Items from a dataset
+ + + + + + +

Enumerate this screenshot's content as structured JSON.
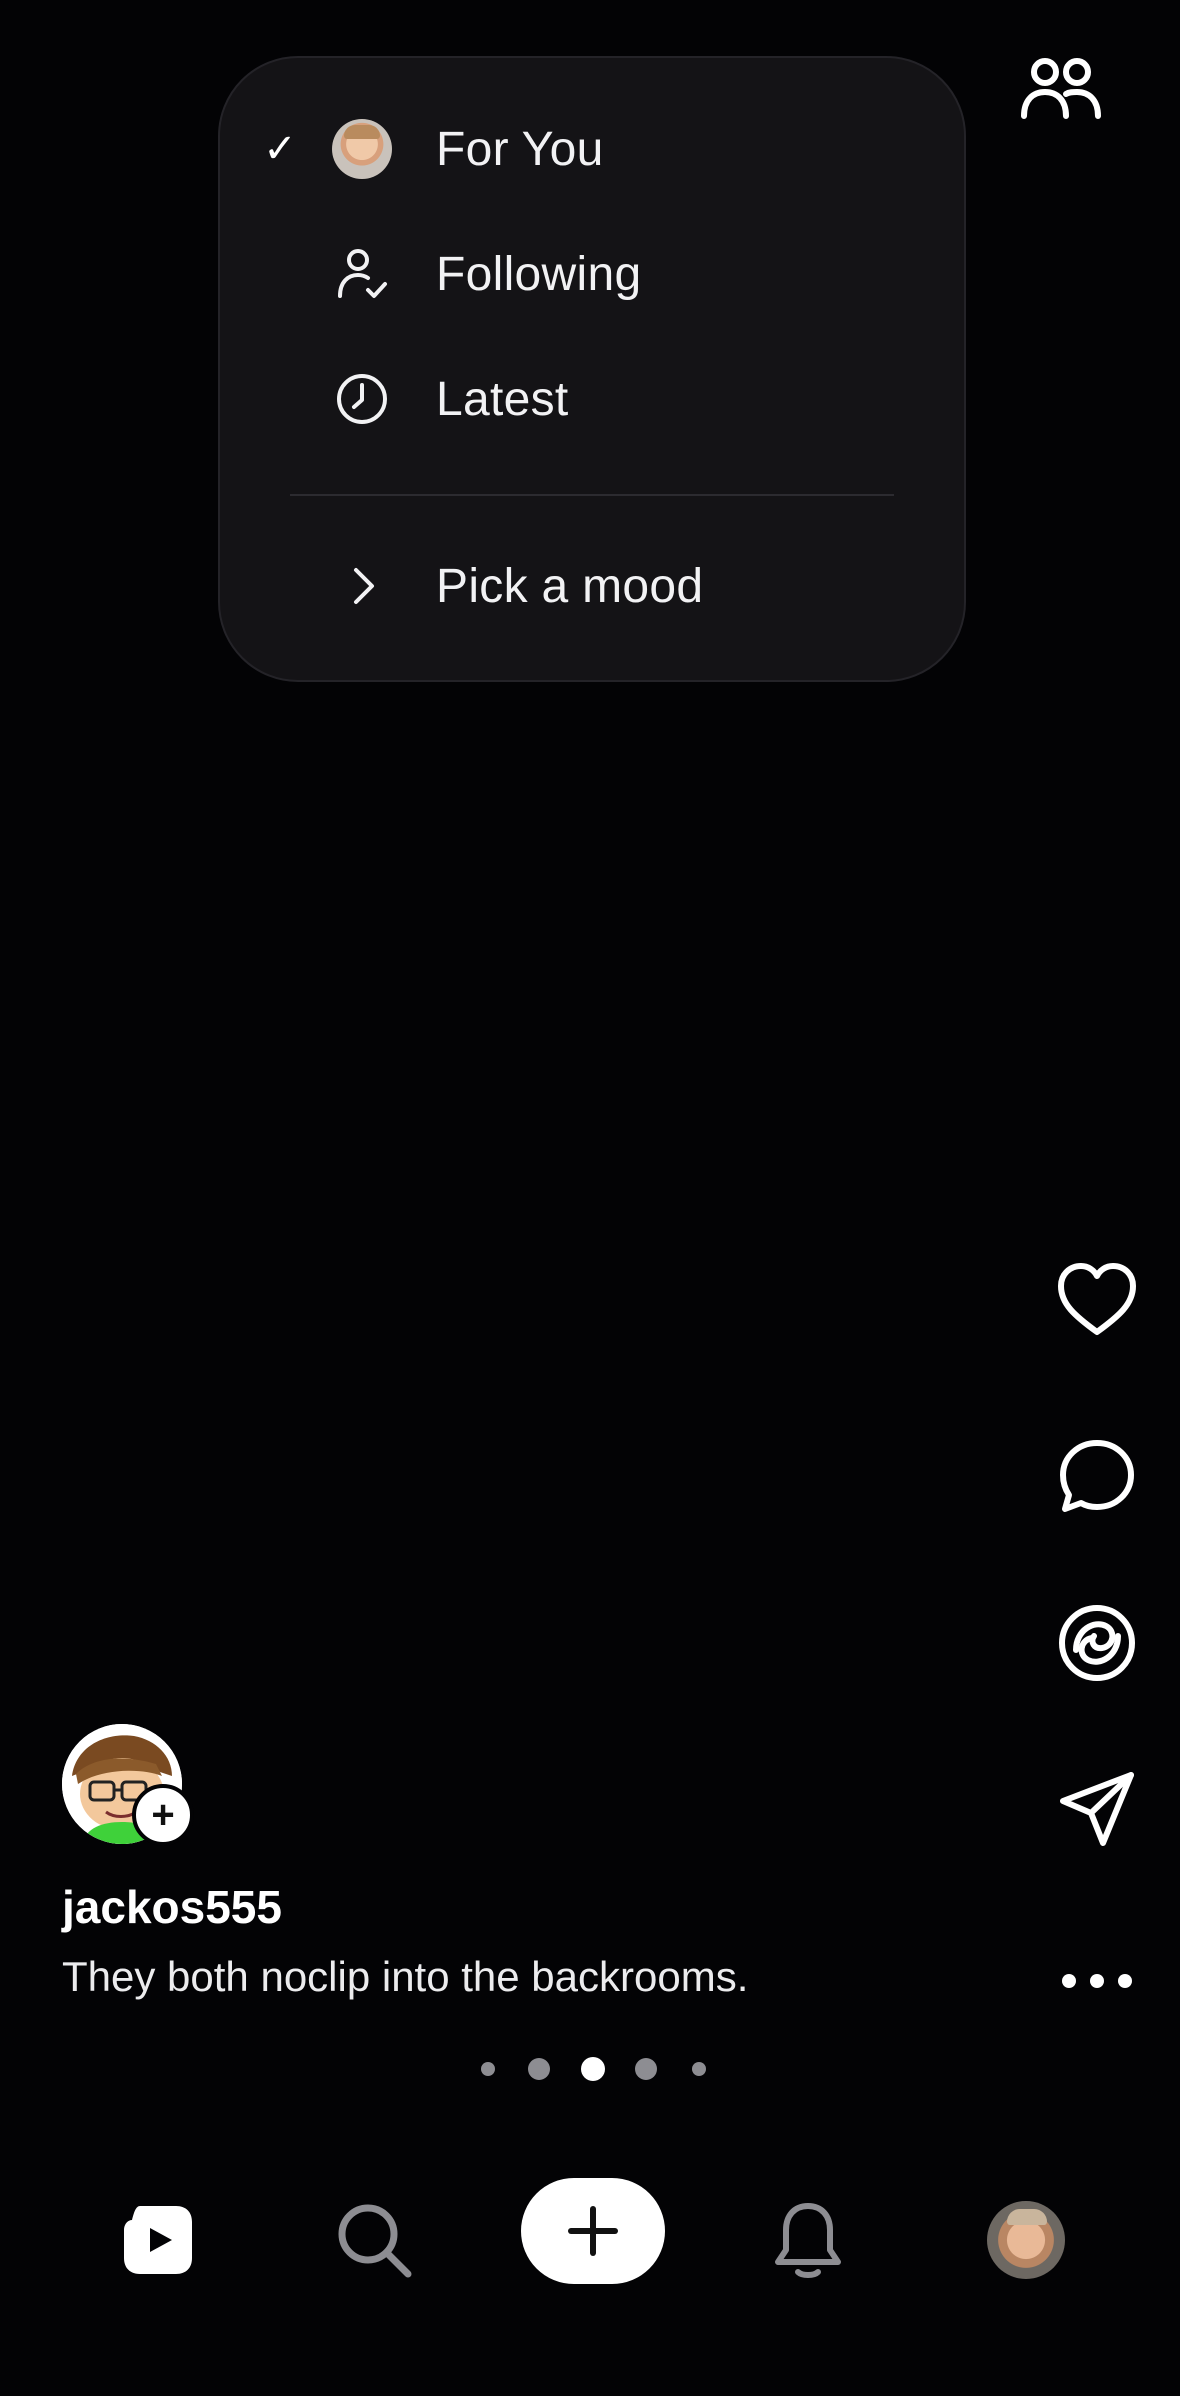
{
  "menu": {
    "items": [
      {
        "label": "For You",
        "selected": true,
        "icon": "avatar-icon"
      },
      {
        "label": "Following",
        "selected": false,
        "icon": "person-check-icon"
      },
      {
        "label": "Latest",
        "selected": false,
        "icon": "clock-icon"
      }
    ],
    "mood": {
      "label": "Pick a mood",
      "icon": "chevron-right-icon"
    },
    "check_glyph": "✓"
  },
  "post": {
    "username": "jackos555",
    "caption": "They both noclip into the backrooms.",
    "follow_glyph": "+"
  },
  "rail": [
    "heart-icon",
    "comment-icon",
    "remix-icon",
    "send-icon",
    "more-icon"
  ],
  "pager": {
    "count": 5,
    "active_index": 2
  },
  "nav": [
    "reels-icon",
    "search-icon",
    "create-icon",
    "bell-icon",
    "profile-avatar"
  ],
  "colors": {
    "background": "#030305",
    "menu_bg": "#141316",
    "text": "#f2f2f4",
    "inactive_icon": "#8d8d92"
  }
}
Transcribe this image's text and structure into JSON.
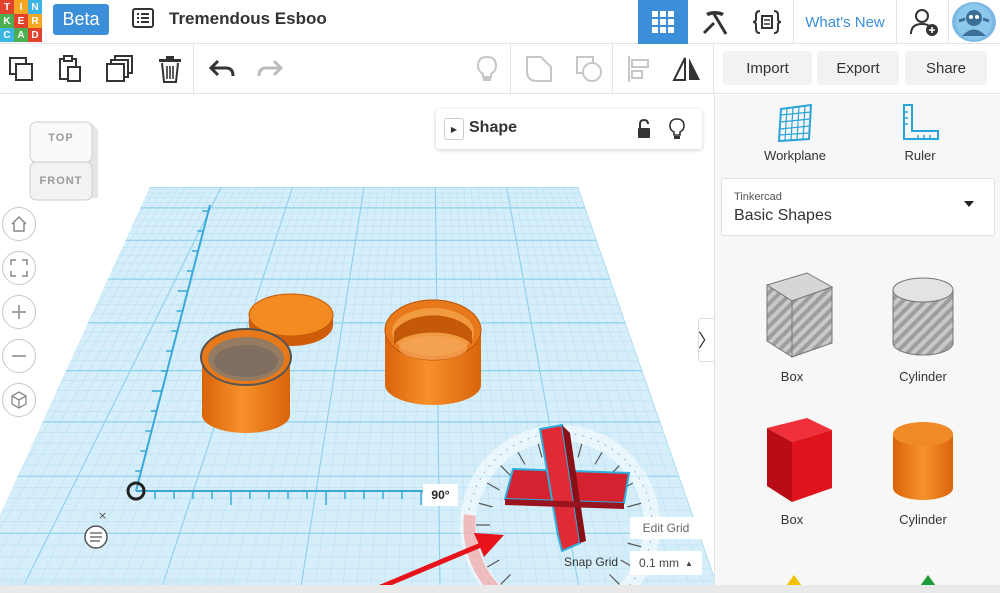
{
  "topbar": {
    "logo_letters": [
      "T",
      "I",
      "N",
      "K",
      "E",
      "R",
      "C",
      "A",
      "D"
    ],
    "logo_colors": [
      "#e2412b",
      "#f5a623",
      "#3bb5e5",
      "#4caf50",
      "#e2412b",
      "#f5a623",
      "#3bb5e5",
      "#4caf50",
      "#e2412b"
    ],
    "beta_label": "Beta",
    "doc_title": "Tremendous Esboo",
    "whats_new_label": "What's New",
    "icons": [
      "design-list-icon",
      "3d-view-icon",
      "blocks-pickaxe-icon",
      "code-blocks-icon",
      "add-user-icon",
      "avatar-icon"
    ]
  },
  "toolbar": {
    "import_label": "Import",
    "export_label": "Export",
    "share_label": "Share",
    "icons": [
      "copy-icon",
      "paste-icon",
      "duplicate-icon",
      "delete-icon",
      "undo-icon",
      "redo-icon",
      "light-bulb-icon",
      "group-icon",
      "ungroup-icon",
      "align-icon",
      "mirror-icon"
    ]
  },
  "viewcube": {
    "top_label": "TOP",
    "front_label": "FRONT"
  },
  "nav_icons": [
    "home-view-icon",
    "fit-view-icon",
    "zoom-in-icon",
    "zoom-out-icon",
    "perspective-icon"
  ],
  "shape_panel": {
    "title": "Shape",
    "icons": [
      "unlock-icon",
      "light-bulb-icon"
    ]
  },
  "grid_controls": {
    "angle": "90°",
    "edit_grid_label": "Edit Grid",
    "snap_grid_label": "Snap Grid",
    "snap_grid_value": "0.1 mm"
  },
  "right_panel": {
    "workplane_label": "Workplane",
    "ruler_label": "Ruler",
    "library_small": "Tinkercad",
    "library_name": "Basic Shapes",
    "shapes": [
      {
        "label": "Box",
        "style": "hole",
        "color": "#b5b5b5"
      },
      {
        "label": "Cylinder",
        "style": "hole",
        "color": "#b5b5b5"
      },
      {
        "label": "Box",
        "style": "solid",
        "color": "#e0121c"
      },
      {
        "label": "Cylinder",
        "style": "solid",
        "color": "#ef7a14"
      }
    ]
  },
  "colors": {
    "accent": "#3b8ed8",
    "grid": "#bfe4f5",
    "shape_orange": "#ef7a14",
    "selected_red": "#d42231",
    "arrow_red": "#e8121a"
  }
}
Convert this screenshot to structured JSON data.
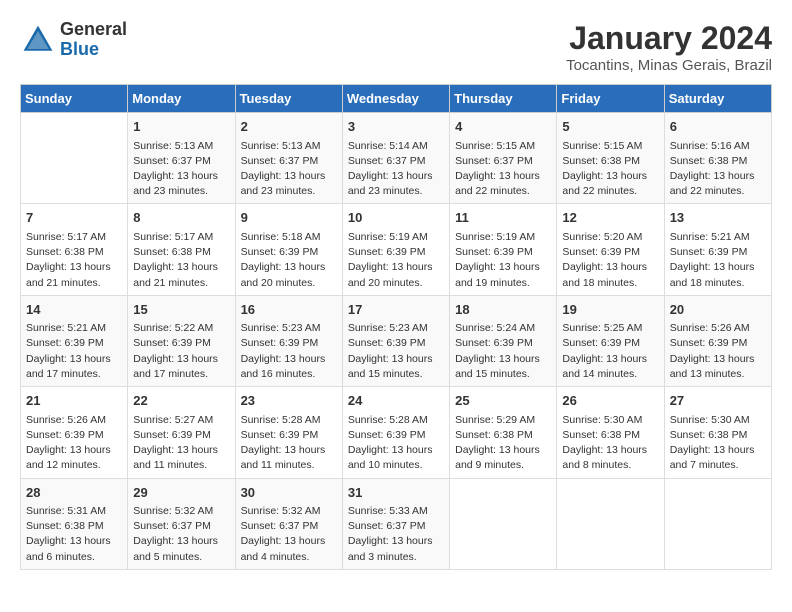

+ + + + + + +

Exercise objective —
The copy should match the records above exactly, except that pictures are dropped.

Written solution —
Enumerate this screenshot's content as structured JSON.
{
  "menu": {
    "items": [
      {
        "label": "For You",
        "selected": true,
        "icon": "avatar-icon"
      },
      {
        "label": "Following",
        "selected": false,
        "icon": "person-check-icon"
      },
      {
        "label": "Latest",
        "selected": false,
        "icon": "clock-icon"
      }
    ],
    "mood": {
      "label": "Pick a mood",
      "icon": "chevron-right-icon"
    },
    "check_glyph": "✓"
  },
  "post": {
    "username": "jackos555",
    "caption": "They both noclip into the backrooms.",
    "follow_glyph": "+"
  },
  "rail": [
    "heart-icon",
    "comment-icon",
    "remix-icon",
    "send-icon",
    "more-icon"
  ],
  "pager": {
    "count": 5,
    "active_index": 2
  },
  "nav": [
    "reels-icon",
    "search-icon",
    "create-icon",
    "bell-icon",
    "profile-avatar"
  ],
  "colors": {
    "background": "#030305",
    "menu_bg": "#141316",
    "text": "#f2f2f4",
    "inactive_icon": "#8d8d92"
  }
}
Transcribe this image's text and structure into JSON.
{
  "topbar": {
    "logo_letters": [
      "T",
      "I",
      "N",
      "K",
      "E",
      "R",
      "C",
      "A",
      "D"
    ],
    "logo_colors": [
      "#e2412b",
      "#f5a623",
      "#3bb5e5",
      "#4caf50",
      "#e2412b",
      "#f5a623",
      "#3bb5e5",
      "#4caf50",
      "#e2412b"
    ],
    "beta_label": "Beta",
    "doc_title": "Tremendous Esboo",
    "whats_new_label": "What's New",
    "icons": [
      "design-list-icon",
      "3d-view-icon",
      "blocks-pickaxe-icon",
      "code-blocks-icon",
      "add-user-icon",
      "avatar-icon"
    ]
  },
  "toolbar": {
    "import_label": "Import",
    "export_label": "Export",
    "share_label": "Share",
    "icons": [
      "copy-icon",
      "paste-icon",
      "duplicate-icon",
      "delete-icon",
      "undo-icon",
      "redo-icon",
      "light-bulb-icon",
      "group-icon",
      "ungroup-icon",
      "align-icon",
      "mirror-icon"
    ]
  },
  "viewcube": {
    "top_label": "TOP",
    "front_label": "FRONT"
  },
  "nav_icons": [
    "home-view-icon",
    "fit-view-icon",
    "zoom-in-icon",
    "zoom-out-icon",
    "perspective-icon"
  ],
  "shape_panel": {
    "title": "Shape",
    "icons": [
      "unlock-icon",
      "light-bulb-icon"
    ]
  },
  "grid_controls": {
    "angle": "90°",
    "edit_grid_label": "Edit Grid",
    "snap_grid_label": "Snap Grid",
    "snap_grid_value": "0.1 mm"
  },
  "right_panel": {
    "workplane_label": "Workplane",
    "ruler_label": "Ruler",
    "library_small": "Tinkercad",
    "library_name": "Basic Shapes",
    "shapes": [
      {
        "label": "Box",
        "style": "hole",
        "color": "#b5b5b5"
      },
      {
        "label": "Cylinder",
        "style": "hole",
        "color": "#b5b5b5"
      },
      {
        "label": "Box",
        "style": "solid",
        "color": "#e0121c"
      },
      {
        "label": "Cylinder",
        "style": "solid",
        "color": "#ef7a14"
      }
    ]
  },
  "colors": {
    "accent": "#3b8ed8",
    "grid": "#bfe4f5",
    "shape_orange": "#ef7a14",
    "selected_red": "#d42231",
    "arrow_red": "#e8121a"
  }
}
Convert this screenshot to structured JSON data.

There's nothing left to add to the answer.